Perhaps you know of them as The Thousand Islands instead of The 1000-Islands?
Regardless, if your stay in Ottawa is long enough to allow you to consider a day trip out of that beautiful city, visiting and seeing some of the 1800 plus islands that make up the world famous area known as the 1000-Islands should be on your list.
We do, and hope you will, enjoy driving the 1000 Islands Parkway, located about 150 kilometers (110 miles) south of Ottawa, paralleling many of the islands, some a few square yards in size, others, quite large, large enough to have castles built on them.
The 1000 Islands span about 80 kilometers (50 miles) of the St. Lawrence River, a river that forms the boundary between Canada and the United States.
They start just downstream on the St. Lawrence, east of Kingston, Ontario. and run almost nonstop almost all the way to Brockville, Ontario.
You can drive alongside the St. Lawrence River along the 1000 Islands Parkway, gazing over sometimes calm and sometimes turbulent St. Lawrence River into New York State from the Canadian side as you sift along this bucolic roadway.
Getting to the 1000-Islands
Drive south from Parliament Hillin Ottawa on any of the north / south roads a short while until you reach the 417 highway (also known as the Queensway). Take the 417 heading west and travel 10 to 15 kilometers (6 to 9 miles) until you reach the 416 merge to the left.
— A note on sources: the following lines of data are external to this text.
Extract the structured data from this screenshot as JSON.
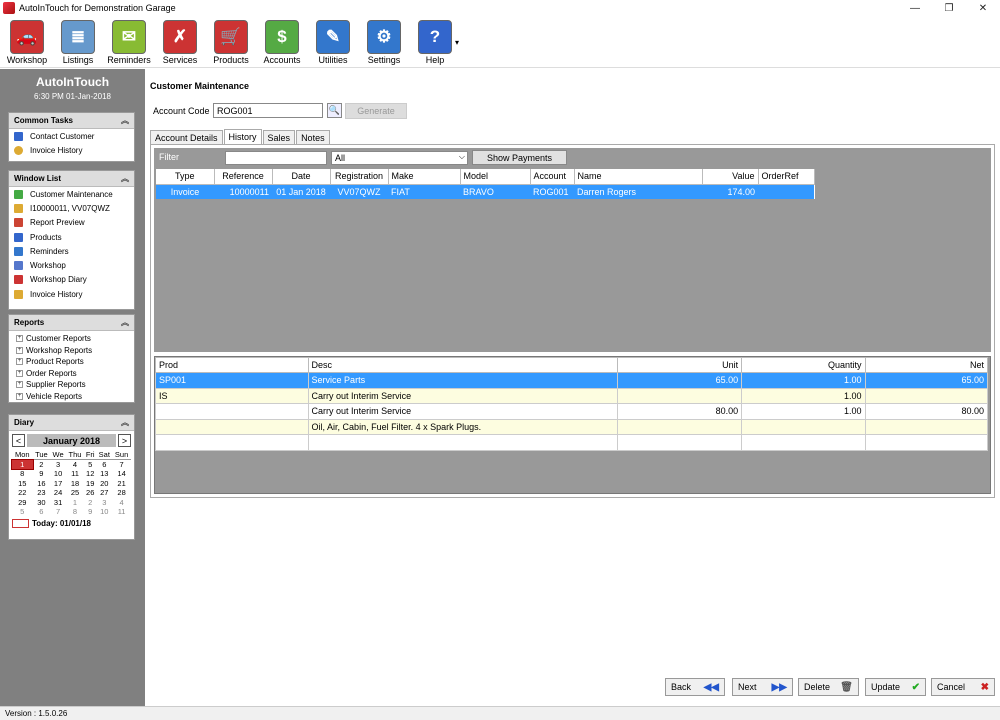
{
  "window": {
    "title": "AutoInTouch for Demonstration Garage"
  },
  "toolbar": [
    {
      "label": "Workshop",
      "color": "#cc3333",
      "icon": "car-icon",
      "glyph": "🚗"
    },
    {
      "label": "Listings",
      "color": "#6699cc",
      "icon": "listings-icon",
      "glyph": "≣"
    },
    {
      "label": "Reminders",
      "color": "#88bb33",
      "icon": "reminders-icon",
      "glyph": "✉"
    },
    {
      "label": "Services",
      "color": "#cc3333",
      "icon": "tools-icon",
      "glyph": "✗"
    },
    {
      "label": "Products",
      "color": "#cc3333",
      "icon": "cart-icon",
      "glyph": "🛒"
    },
    {
      "label": "Accounts",
      "color": "#55aa44",
      "icon": "money-icon",
      "glyph": "$"
    },
    {
      "label": "Utilities",
      "color": "#3377cc",
      "icon": "utilities-icon",
      "glyph": "✎"
    },
    {
      "label": "Settings",
      "color": "#3377cc",
      "icon": "settings-icon",
      "glyph": "⚙"
    },
    {
      "label": "Help",
      "color": "#3366cc",
      "icon": "help-icon",
      "glyph": "?"
    }
  ],
  "sidebar": {
    "brand": "AutoInTouch",
    "clock": "6:30 PM 01-Jan-2018",
    "common_tasks": {
      "title": "Common Tasks",
      "items": [
        "Contact Customer",
        "Invoice History"
      ]
    },
    "window_list": {
      "title": "Window List",
      "items": [
        "Customer Maintenance",
        "I10000011, VV07QWZ",
        "Report Preview",
        "Products",
        "Reminders",
        "Workshop",
        "Workshop Diary",
        "Invoice History"
      ]
    },
    "reports": {
      "title": "Reports",
      "items": [
        "Customer Reports",
        "Workshop Reports",
        "Product Reports",
        "Order Reports",
        "Supplier Reports",
        "Vehicle Reports"
      ]
    },
    "diary": {
      "title": "Diary",
      "month": "January 2018",
      "prev": "<",
      "next": ">",
      "days": [
        "Mon",
        "Tue",
        "We",
        "Thu",
        "Fri",
        "Sat",
        "Sun"
      ],
      "weeks": [
        [
          "1",
          "2",
          "3",
          "4",
          "5",
          "6",
          "7"
        ],
        [
          "8",
          "9",
          "10",
          "11",
          "12",
          "13",
          "14"
        ],
        [
          "15",
          "16",
          "17",
          "18",
          "19",
          "20",
          "21"
        ],
        [
          "22",
          "23",
          "24",
          "25",
          "26",
          "27",
          "28"
        ],
        [
          "29",
          "30",
          "31",
          "1",
          "2",
          "3",
          "4"
        ],
        [
          "5",
          "6",
          "7",
          "8",
          "9",
          "10",
          "11"
        ]
      ],
      "today": "Today: 01/01/18"
    }
  },
  "main": {
    "heading": "Customer Maintenance",
    "account_code_label": "Account Code",
    "account_code": "ROG001",
    "generate": "Generate",
    "tabs": [
      "Account Details",
      "History",
      "Sales",
      "Notes"
    ],
    "filter_label": "Filter",
    "filter_option": "All",
    "show_payments": "Show Payments",
    "history_columns": [
      "Type",
      "Reference",
      "Date",
      "Registration",
      "Make",
      "Model",
      "Account",
      "Name",
      "Value",
      "OrderRef"
    ],
    "history_rows": [
      [
        "Invoice",
        "10000011",
        "01 Jan 2018",
        "VV07QWZ",
        "FIAT",
        "BRAVO",
        "ROG001",
        "Darren Rogers",
        "174.00",
        ""
      ]
    ],
    "line_columns": [
      "Prod",
      "Desc",
      "Unit",
      "Quantity",
      "Net"
    ],
    "line_rows": [
      [
        "SP001",
        "Service Parts",
        "65.00",
        "1.00",
        "65.00"
      ],
      [
        "IS",
        "Carry out Interim Service",
        "",
        "1.00",
        ""
      ],
      [
        "",
        "Carry out Interim Service",
        "80.00",
        "1.00",
        "80.00"
      ],
      [
        "",
        "Oil, Air, Cabin, Fuel Filter. 4 x Spark Plugs.",
        "",
        "",
        ""
      ],
      [
        "",
        "",
        "",
        "",
        ""
      ]
    ],
    "buttons": {
      "back": "Back",
      "next": "Next",
      "delete": "Delete",
      "update": "Update",
      "cancel": "Cancel"
    }
  },
  "status": {
    "version": "Version : 1.5.0.26"
  }
}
Take that merge and head south on the 416. After about an hour you will reach the 401 highway. Take it westbound towards Brockville.
Brockville is also a beautiful city to visit, and has had for years, what I believe, to be one of the best “fish & chip” take away restaurants anywhere, as well as one of the best parking spots on Blockhouse Island with wonderful views of the St. Lawrence allowing you to sit at and enjoy watching the busy river life sail by while you munch excellent fish and hot, home cut french fries. If your time permits, travel south from the 401 into Brockville, and enjoy what this welcoming burg has to offer.
As you pass Brockville on the highway the 401 westbound, move into the left lane as you will soon encounter the 1000 Islands Parkway exit, which exits to the left, from the busy 401 highway.
Take this exit, immediately slow down to 70-80 kilometers per hour (40-50 MPH) and enjoy the next 50 kilometers (30 miles) of scenic 1000 Islands Parkway, which ends near Gananoque Ontario. Just after you enter the 1000 Islands Parkway from the Brockville end, you can find the information signs shown below, on the right side of the Parkway. There is parking to allow you stop stop and read up.
On the Canadian side of the St. Lawrence River, the 1000 Islands Parkway offers the visitor a host of amenities as well as gorgeous vistas.
On the Thousand Islands Parkway you can find marinas to launch, rent or moor your boat (the fishing in the 1000 Islands is great!), restaurants, resorts, picnic areas, provincial campgrounds, private lodgings and campgrounds, the famous 1000 Island cruises, golf and much more.
Small villages abound along the Parkway, such as quaint Rockport, the entry to which is shown in the picture below.
The tower on Hill Island, overlooking many of the 1000 Islands, is pictured below.
From the Parkway, you can see many of the 1000 Islands, including some that are very small indeed. Small or not, a lot of these 1000 Islands are in private hands, and gosh, who doesn’t want a cottage on an island?
Even at reduced speed your time along the 1000 Islands Parkway will sift on by and when you reach Gananoque Ontario, you have reached the end of the Canadian side of the 1000 Islands Parkway.
Gananoque is worthwhile visiting for it’s own right. There you can refresh yourself for the return journey to Ottawa, or perhaps take time to visit the 1000 Islands Casino and “invest” a few dollars in gambling? Save enough for gas for your return journey though, won’t you?
Gananoque, western gateway to the 1000 Islands boasts some very nice hotels and is the home of the 1000 Islands Playhouse where a visitor can take in some world-class live theatre, right on the shores of the St. Lawrence River.